◆ What this task involves
Which lines of the listing hold the string "Bahir"? Copy those lines.

◆ Extracted records
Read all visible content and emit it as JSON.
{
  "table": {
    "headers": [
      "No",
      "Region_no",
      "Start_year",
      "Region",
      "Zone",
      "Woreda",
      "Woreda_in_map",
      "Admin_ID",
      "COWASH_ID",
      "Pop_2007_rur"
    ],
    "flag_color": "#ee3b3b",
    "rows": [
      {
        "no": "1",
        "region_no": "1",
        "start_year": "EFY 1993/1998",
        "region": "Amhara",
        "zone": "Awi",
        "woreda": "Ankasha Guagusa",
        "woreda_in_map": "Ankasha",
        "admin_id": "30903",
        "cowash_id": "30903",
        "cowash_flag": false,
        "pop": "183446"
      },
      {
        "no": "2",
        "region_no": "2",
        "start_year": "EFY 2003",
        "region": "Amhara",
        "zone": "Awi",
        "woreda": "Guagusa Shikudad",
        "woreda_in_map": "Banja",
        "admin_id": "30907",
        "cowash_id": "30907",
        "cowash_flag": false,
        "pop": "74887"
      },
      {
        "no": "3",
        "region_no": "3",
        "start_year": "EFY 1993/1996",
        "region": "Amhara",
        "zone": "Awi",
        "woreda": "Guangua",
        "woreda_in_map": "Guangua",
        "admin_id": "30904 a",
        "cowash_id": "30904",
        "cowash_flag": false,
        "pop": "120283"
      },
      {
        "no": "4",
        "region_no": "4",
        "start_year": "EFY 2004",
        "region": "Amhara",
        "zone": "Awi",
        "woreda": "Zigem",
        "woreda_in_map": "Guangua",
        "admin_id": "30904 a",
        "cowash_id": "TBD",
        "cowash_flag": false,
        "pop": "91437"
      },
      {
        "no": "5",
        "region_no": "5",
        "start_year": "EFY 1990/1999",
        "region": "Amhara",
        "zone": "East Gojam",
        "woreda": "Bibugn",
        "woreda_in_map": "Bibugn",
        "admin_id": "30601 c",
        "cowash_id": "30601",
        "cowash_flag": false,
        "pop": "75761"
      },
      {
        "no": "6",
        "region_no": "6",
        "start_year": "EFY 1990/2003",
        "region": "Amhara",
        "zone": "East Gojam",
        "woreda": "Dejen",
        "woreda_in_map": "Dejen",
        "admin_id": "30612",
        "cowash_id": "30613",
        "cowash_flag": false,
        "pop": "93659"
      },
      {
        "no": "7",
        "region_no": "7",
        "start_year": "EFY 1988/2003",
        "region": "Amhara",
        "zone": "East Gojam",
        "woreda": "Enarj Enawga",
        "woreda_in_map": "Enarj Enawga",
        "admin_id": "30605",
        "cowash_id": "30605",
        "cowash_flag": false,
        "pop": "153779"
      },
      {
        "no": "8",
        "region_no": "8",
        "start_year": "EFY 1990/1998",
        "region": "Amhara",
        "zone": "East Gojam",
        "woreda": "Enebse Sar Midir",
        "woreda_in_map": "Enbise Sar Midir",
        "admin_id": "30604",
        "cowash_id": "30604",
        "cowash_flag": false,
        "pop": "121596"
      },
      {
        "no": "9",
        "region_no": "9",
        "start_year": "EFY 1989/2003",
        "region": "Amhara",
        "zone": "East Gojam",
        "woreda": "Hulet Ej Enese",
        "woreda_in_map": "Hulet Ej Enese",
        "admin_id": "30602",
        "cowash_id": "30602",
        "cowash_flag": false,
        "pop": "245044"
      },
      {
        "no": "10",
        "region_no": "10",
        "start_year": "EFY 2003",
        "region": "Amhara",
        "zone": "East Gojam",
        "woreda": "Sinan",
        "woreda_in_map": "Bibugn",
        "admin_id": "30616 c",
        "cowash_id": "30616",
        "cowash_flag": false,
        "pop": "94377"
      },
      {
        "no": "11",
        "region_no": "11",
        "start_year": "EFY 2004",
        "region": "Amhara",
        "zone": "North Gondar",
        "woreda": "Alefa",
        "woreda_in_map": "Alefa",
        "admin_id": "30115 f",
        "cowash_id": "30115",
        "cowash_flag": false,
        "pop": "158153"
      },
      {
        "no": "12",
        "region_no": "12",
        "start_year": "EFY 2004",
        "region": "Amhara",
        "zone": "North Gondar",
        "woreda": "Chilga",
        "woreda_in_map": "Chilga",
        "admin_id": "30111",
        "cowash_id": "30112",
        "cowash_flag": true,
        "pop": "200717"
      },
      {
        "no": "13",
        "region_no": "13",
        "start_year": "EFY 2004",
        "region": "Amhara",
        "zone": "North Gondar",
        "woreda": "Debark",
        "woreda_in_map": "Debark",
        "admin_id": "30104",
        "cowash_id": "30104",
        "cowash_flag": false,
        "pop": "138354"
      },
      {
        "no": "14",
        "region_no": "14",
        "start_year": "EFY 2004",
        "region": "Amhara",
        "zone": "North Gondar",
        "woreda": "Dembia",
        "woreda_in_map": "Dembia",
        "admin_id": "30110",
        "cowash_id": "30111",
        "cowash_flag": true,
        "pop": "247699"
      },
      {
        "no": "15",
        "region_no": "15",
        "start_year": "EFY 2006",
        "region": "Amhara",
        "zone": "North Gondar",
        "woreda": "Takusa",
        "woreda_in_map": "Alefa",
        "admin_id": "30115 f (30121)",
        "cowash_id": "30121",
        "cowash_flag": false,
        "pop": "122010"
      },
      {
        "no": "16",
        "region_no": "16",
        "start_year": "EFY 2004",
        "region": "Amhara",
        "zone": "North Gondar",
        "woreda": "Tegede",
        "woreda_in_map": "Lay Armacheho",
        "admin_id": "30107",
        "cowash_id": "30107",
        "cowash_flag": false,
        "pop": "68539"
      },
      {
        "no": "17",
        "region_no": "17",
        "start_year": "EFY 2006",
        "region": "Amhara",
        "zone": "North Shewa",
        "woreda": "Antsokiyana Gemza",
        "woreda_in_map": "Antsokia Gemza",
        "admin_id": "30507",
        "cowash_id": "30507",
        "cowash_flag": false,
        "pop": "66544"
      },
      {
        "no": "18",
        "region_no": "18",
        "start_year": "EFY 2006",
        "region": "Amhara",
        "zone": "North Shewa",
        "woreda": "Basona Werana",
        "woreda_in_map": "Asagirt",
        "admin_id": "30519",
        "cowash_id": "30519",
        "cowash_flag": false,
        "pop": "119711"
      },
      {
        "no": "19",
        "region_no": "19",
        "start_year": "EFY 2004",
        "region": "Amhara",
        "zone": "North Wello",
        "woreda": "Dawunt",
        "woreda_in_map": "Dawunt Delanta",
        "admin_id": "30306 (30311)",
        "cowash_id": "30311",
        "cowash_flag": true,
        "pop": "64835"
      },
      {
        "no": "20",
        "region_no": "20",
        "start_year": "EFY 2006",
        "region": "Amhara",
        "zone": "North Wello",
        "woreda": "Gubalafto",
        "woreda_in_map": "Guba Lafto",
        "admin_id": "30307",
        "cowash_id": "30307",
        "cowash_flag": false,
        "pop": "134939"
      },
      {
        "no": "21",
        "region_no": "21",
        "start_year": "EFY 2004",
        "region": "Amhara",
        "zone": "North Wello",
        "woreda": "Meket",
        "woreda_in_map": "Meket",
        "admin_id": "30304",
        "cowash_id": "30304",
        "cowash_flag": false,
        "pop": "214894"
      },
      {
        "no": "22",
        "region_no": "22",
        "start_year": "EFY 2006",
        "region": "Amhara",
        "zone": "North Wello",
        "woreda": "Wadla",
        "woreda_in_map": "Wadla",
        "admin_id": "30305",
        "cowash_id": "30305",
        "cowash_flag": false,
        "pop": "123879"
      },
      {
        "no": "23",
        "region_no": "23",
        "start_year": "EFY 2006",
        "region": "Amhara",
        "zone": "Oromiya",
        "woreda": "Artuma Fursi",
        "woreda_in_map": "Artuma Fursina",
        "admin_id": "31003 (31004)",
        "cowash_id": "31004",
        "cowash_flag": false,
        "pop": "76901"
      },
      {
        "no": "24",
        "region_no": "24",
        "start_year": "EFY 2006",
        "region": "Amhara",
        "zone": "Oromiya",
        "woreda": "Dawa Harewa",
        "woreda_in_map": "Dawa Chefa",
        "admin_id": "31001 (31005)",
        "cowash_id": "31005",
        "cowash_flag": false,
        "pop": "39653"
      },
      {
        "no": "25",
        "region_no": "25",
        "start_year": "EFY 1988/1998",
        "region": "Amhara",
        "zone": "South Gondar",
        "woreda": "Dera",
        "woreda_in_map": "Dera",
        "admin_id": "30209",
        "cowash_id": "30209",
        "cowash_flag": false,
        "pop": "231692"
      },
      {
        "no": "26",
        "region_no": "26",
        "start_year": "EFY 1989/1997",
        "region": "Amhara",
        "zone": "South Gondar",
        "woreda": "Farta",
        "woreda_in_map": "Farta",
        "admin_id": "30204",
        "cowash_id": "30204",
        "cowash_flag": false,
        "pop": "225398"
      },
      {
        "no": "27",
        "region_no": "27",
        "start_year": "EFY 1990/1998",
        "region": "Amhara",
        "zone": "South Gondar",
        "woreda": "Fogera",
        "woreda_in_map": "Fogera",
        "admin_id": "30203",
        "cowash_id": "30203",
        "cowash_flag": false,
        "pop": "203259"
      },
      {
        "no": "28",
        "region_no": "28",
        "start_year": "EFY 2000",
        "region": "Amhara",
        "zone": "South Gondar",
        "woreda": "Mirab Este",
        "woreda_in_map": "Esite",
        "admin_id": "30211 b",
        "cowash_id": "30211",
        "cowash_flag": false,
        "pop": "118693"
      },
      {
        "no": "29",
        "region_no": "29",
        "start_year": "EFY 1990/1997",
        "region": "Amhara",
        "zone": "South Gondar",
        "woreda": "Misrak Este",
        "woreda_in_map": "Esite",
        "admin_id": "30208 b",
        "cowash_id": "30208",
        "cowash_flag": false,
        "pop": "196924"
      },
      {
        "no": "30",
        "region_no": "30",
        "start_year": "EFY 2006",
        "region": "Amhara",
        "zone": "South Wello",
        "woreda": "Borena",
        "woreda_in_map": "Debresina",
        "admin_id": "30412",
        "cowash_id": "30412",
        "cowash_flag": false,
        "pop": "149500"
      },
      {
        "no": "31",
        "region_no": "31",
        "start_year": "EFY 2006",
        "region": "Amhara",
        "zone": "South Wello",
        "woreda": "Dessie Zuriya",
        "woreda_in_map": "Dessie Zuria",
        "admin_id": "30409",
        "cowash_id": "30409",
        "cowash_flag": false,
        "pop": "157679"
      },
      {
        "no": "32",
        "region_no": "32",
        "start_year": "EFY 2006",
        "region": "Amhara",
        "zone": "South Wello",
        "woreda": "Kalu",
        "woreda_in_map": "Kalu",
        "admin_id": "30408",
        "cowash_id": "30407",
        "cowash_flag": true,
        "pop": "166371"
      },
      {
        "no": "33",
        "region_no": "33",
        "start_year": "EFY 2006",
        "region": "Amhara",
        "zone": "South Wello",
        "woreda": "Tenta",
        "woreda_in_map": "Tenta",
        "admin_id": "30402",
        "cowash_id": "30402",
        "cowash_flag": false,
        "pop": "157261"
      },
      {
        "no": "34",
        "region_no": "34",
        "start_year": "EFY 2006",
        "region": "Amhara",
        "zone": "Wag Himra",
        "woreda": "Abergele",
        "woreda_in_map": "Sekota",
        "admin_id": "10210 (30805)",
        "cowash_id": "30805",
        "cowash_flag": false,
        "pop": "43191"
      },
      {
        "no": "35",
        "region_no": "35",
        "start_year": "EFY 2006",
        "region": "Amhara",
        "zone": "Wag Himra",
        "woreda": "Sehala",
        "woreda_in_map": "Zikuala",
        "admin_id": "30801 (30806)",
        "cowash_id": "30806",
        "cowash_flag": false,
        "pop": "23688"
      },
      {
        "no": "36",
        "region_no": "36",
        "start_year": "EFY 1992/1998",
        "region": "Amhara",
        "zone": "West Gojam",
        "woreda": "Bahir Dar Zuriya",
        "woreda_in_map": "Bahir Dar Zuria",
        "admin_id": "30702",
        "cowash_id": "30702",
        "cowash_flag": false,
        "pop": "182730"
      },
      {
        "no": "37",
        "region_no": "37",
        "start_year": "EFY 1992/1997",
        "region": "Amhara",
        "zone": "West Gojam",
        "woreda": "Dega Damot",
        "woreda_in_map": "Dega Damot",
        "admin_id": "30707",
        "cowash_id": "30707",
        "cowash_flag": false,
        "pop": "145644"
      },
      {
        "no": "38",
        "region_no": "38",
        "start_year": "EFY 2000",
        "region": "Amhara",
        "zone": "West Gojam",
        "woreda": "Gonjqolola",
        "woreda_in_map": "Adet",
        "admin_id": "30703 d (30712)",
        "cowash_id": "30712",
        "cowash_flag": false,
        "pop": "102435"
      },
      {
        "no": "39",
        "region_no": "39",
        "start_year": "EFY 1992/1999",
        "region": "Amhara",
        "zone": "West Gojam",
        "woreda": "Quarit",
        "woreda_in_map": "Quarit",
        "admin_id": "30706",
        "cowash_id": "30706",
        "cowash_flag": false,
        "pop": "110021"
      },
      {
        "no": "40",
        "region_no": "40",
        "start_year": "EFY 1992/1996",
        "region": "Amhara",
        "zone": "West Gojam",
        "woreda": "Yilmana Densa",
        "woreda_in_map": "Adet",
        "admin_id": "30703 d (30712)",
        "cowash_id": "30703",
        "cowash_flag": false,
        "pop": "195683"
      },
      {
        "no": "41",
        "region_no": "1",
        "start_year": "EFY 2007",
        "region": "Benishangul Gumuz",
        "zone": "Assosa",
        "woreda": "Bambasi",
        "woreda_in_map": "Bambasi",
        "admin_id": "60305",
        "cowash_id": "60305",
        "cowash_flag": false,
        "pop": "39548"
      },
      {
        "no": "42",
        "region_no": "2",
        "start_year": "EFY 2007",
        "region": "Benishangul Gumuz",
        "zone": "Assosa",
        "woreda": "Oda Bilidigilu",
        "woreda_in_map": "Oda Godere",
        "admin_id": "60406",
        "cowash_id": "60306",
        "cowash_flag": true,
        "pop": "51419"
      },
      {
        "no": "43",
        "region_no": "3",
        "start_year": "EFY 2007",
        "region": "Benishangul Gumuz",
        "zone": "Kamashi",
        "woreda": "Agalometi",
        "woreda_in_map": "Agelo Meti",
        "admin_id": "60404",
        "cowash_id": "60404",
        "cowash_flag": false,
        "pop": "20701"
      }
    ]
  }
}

◆ Reply
        "woreda": "Bahir Dar Zuriya",
        "woreda_in_map": "Bahir Dar Zuria",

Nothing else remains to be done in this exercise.